Directions.
Reproduce the records that follow exactly as they appear.

Records for the exercise.

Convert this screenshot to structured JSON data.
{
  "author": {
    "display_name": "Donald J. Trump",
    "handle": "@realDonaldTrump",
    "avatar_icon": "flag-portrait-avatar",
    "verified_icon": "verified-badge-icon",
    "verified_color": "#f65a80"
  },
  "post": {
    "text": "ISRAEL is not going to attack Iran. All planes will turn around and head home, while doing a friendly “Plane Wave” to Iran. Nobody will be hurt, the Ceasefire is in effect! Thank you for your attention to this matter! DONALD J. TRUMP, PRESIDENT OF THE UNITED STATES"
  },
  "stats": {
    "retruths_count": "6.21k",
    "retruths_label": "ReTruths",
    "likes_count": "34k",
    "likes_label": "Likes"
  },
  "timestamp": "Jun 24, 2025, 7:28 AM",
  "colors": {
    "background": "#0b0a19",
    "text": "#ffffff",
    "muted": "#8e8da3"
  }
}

Solution.
Convert this screenshot to structured JSON data.
{
  "author": {
    "display_name": "Donald J. Trump",
    "handle": "@realDonaldTrump",
    "avatar_icon": "flag-portrait-avatar",
    "verified_icon": "verified-badge-icon",
    "verified_color": "#f65a80"
  },
  "post": {
    "text": "ISRAEL is not going to attack Iran. All planes will turn around and head home, while doing a friendly “Plane Wave” to Iran. Nobody will be hurt, the Ceasefire is in effect! Thank you for your attention to this matter! DONALD J. TRUMP, PRESIDENT OF THE UNITED STATES"
  },
  "stats": {
    "retruths_count": "6.21k",
    "retruths_label": "ReTruths",
    "likes_count": "34k",
    "likes_label": "Likes"
  },
  "timestamp": "Jun 24, 2025, 7:28 AM",
  "colors": {
    "background": "#0b0a19",
    "text": "#ffffff",
    "muted": "#8e8da3"
  }
}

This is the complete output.